Second, modeling languages, specifically domain-specific modeling languages (DSMLs)—a special type of DSL—have become very important within the field of model-driven development (MDD), also known as model-driven architecture (MDA). Each model is written in a specific language, and the model is transformed into another model written in (in most cases) yet another language. Without the existence of multiple modeling and programming languages, model-driven development would be certainly less relevant. However, multiple languages do exist and, judging by the number of (programming) language debates on the Internet, many people are very happy with that. They are glad that they can use their favorite language because, in their opinion, the other languages are all so very worthless.
Another driving force behind the increase in the number of languages used in software development is the recognition of various categories of software systems.
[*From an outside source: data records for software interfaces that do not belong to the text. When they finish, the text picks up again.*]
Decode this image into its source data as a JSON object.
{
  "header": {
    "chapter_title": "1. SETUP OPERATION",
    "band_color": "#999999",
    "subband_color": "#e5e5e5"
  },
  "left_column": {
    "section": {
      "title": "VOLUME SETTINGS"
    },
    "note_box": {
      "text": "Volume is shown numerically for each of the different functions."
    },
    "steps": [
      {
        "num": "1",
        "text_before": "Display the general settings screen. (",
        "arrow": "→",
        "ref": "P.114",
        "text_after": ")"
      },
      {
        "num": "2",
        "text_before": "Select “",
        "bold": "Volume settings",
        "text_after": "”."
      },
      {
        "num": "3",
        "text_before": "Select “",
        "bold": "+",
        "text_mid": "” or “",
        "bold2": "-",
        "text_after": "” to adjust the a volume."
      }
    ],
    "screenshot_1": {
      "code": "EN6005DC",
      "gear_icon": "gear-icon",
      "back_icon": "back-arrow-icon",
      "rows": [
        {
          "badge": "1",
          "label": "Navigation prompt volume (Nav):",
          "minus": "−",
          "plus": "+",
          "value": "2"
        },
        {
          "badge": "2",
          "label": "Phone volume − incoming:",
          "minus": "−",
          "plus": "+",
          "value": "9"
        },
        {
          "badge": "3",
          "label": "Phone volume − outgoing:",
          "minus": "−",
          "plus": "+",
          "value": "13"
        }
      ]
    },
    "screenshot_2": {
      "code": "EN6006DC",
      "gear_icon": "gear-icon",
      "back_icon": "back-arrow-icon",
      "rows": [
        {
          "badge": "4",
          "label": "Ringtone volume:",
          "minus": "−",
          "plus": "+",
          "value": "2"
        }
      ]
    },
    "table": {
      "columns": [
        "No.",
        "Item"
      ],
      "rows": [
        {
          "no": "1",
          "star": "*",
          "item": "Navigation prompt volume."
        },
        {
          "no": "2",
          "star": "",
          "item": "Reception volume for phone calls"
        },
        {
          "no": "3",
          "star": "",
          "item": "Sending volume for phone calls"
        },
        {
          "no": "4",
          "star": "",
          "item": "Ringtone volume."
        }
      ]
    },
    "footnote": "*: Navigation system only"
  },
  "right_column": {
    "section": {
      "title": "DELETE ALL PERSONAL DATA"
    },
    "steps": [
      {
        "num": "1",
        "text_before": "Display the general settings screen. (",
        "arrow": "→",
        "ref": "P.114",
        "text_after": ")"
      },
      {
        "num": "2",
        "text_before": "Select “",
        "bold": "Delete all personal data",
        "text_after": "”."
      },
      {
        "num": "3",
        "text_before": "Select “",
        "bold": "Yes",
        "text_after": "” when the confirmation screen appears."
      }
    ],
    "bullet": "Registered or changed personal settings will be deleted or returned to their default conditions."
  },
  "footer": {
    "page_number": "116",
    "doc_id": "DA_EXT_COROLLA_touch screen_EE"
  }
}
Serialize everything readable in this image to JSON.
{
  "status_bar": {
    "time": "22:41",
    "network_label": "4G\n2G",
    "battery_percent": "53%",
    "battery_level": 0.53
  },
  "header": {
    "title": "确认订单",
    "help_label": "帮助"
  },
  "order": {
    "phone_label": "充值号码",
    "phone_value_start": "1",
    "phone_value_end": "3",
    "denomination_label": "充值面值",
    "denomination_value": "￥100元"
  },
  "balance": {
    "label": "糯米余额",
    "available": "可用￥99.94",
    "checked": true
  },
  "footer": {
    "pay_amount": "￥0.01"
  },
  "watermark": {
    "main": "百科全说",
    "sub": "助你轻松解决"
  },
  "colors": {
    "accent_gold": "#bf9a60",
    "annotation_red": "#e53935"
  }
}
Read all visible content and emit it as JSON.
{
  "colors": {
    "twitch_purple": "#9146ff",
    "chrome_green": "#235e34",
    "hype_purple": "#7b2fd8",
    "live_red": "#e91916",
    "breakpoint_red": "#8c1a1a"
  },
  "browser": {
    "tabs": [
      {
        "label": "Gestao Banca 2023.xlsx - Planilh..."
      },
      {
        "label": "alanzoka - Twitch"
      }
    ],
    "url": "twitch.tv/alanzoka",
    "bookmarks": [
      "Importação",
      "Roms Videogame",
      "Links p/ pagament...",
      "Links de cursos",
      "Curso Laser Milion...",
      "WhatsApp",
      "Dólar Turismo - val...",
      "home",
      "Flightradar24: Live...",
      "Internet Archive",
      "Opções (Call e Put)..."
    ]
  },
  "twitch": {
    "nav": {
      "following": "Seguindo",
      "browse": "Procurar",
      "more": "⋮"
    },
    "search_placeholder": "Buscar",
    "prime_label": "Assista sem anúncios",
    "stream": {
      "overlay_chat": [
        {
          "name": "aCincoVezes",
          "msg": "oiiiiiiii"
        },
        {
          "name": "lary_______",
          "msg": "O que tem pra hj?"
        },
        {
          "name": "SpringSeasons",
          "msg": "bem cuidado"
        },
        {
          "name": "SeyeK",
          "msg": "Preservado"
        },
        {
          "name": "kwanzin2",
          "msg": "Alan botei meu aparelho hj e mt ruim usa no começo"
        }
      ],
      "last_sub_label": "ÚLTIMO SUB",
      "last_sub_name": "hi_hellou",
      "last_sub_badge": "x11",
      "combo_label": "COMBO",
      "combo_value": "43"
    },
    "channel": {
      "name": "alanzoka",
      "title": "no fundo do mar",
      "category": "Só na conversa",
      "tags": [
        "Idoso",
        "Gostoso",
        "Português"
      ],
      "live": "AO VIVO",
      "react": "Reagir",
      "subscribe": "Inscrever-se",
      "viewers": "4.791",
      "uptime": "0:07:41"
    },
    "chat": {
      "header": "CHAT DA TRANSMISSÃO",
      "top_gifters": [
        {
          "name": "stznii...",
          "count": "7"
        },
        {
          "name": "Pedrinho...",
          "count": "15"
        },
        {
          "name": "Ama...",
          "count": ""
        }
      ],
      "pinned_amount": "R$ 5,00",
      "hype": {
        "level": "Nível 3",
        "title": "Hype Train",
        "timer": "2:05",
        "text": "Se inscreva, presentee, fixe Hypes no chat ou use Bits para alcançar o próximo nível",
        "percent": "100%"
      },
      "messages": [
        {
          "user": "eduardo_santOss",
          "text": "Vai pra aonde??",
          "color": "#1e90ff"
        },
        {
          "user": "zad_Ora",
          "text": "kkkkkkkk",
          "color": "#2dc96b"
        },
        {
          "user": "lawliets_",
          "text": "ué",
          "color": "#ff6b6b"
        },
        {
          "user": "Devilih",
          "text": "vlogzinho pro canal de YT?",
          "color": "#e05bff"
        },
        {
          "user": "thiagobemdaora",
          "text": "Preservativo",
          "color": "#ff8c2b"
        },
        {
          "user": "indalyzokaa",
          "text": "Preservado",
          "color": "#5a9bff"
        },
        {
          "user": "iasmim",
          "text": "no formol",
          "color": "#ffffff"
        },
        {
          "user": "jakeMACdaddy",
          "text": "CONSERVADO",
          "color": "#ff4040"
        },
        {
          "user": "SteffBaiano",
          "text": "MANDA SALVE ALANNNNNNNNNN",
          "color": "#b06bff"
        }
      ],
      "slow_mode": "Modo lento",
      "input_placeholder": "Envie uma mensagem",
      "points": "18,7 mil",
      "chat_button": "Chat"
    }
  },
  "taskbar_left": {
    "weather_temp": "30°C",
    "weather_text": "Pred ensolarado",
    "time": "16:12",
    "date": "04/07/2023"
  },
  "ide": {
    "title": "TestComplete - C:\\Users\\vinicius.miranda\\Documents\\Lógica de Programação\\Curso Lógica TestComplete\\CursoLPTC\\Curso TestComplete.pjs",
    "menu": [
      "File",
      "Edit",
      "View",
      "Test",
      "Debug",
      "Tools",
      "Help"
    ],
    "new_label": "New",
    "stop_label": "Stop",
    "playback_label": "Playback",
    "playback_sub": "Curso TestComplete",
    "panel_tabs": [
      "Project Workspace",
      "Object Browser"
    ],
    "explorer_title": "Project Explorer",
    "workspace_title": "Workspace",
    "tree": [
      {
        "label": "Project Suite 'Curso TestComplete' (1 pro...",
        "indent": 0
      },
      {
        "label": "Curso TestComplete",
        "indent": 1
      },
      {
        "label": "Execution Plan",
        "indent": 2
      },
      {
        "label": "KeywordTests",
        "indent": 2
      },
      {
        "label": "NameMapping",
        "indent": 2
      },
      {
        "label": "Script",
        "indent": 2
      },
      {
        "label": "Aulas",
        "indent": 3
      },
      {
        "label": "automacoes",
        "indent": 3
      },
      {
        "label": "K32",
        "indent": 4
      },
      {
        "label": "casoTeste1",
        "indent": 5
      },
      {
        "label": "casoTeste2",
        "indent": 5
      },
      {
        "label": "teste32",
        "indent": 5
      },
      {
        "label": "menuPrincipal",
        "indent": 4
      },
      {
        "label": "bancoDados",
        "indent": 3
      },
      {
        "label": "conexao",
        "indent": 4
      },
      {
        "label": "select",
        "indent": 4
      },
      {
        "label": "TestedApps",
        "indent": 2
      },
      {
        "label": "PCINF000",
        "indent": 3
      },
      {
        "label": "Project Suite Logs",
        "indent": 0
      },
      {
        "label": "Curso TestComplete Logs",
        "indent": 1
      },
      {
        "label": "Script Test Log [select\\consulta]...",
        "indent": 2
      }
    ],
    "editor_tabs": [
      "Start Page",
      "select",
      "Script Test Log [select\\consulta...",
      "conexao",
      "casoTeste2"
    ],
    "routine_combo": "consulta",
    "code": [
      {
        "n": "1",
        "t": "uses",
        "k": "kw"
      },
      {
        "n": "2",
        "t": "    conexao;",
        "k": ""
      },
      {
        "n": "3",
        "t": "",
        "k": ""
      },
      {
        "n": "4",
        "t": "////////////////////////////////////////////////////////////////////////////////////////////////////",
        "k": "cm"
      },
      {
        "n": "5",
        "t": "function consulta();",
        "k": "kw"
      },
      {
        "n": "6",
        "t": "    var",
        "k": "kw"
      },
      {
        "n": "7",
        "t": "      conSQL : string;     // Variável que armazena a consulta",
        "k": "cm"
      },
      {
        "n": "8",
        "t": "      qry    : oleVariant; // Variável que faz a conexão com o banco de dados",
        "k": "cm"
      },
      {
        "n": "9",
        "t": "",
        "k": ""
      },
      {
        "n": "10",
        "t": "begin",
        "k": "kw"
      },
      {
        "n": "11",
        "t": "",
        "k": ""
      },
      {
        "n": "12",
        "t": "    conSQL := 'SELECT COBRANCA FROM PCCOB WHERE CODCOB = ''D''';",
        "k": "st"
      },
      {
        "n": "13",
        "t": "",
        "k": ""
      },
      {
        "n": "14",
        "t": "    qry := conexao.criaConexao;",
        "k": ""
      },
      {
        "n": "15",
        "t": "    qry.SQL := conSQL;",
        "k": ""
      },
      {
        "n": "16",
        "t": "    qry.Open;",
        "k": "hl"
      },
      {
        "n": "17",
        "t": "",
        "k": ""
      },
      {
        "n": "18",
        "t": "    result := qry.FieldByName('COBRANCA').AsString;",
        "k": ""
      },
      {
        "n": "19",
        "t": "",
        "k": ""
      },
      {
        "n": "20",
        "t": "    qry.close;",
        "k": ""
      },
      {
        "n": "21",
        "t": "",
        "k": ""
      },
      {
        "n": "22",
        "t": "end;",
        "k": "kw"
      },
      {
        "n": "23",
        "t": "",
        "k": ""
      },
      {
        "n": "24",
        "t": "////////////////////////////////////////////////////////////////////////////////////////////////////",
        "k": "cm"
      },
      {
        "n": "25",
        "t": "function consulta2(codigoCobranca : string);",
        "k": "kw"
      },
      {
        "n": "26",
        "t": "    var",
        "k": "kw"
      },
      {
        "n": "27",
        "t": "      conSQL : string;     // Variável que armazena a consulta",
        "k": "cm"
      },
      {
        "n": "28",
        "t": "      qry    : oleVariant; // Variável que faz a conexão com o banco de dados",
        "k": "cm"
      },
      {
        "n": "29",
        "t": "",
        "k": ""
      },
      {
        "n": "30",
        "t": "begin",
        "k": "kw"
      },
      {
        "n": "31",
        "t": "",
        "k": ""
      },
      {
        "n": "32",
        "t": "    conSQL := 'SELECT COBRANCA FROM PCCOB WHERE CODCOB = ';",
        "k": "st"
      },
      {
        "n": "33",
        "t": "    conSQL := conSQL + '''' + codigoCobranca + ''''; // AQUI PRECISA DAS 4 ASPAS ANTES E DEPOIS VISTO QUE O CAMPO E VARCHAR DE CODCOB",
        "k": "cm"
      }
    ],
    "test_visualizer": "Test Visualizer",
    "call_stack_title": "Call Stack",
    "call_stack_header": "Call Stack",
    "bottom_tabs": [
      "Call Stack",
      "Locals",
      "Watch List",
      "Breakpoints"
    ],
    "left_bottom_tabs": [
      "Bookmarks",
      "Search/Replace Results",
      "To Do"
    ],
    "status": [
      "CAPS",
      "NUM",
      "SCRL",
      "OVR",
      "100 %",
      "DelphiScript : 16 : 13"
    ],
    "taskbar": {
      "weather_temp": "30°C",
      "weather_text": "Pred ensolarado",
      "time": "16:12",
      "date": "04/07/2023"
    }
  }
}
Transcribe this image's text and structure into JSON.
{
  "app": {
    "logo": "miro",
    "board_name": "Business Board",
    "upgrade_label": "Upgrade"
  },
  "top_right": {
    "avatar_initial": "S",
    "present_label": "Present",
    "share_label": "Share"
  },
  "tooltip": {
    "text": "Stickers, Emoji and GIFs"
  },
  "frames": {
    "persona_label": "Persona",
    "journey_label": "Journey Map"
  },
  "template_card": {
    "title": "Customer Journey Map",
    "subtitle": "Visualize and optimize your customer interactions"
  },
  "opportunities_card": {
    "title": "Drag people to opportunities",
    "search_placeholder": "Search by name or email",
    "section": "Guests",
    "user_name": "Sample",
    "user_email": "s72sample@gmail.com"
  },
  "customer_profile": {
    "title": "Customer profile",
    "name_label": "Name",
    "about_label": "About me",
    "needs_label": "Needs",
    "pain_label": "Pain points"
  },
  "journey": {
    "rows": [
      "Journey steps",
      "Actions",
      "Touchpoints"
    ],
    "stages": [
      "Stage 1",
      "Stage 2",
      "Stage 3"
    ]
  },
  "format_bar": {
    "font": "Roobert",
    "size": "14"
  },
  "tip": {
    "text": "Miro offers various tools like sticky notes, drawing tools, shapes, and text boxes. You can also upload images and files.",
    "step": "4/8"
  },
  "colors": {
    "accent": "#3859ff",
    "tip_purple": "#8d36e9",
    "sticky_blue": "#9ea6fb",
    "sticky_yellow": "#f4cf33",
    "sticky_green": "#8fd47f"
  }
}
Each category of software systems, or architecture type, defines its own set of languages. For example, Service Oriented Architecture (SOA) has brought a large number of languages into being:
- Semantic Web Services Language (SWSL)
- Web Services Business Process Execution Language (WS-BPEL)
- Web Services Choreography Description Language (WS-CDL)
- Web Services Description Language (WSDL)
- Web Services Flow Language (WSFL, from IBM)
- Web Services Modeling Language (WSML, from ESSI WSMO group)
The coming years will bring more and more languages describing software into this world. Without a doubt, there will be developments similar to the ones we have witnessed in the creation of programming languages. Some languages will be defined and owned by private companies, never to be used outside that company. Some languages will be defined by standardization committees (e.g., OMG, CCITT, DOD, ISO); others will be created by private companies and standardized later on. Some languages will become popular, and some will find an early death in oblivion. But the one thing we can be certain of is that information technology (IT) professionals will be spending their time and efforts on creating languages and the tooling to support their use.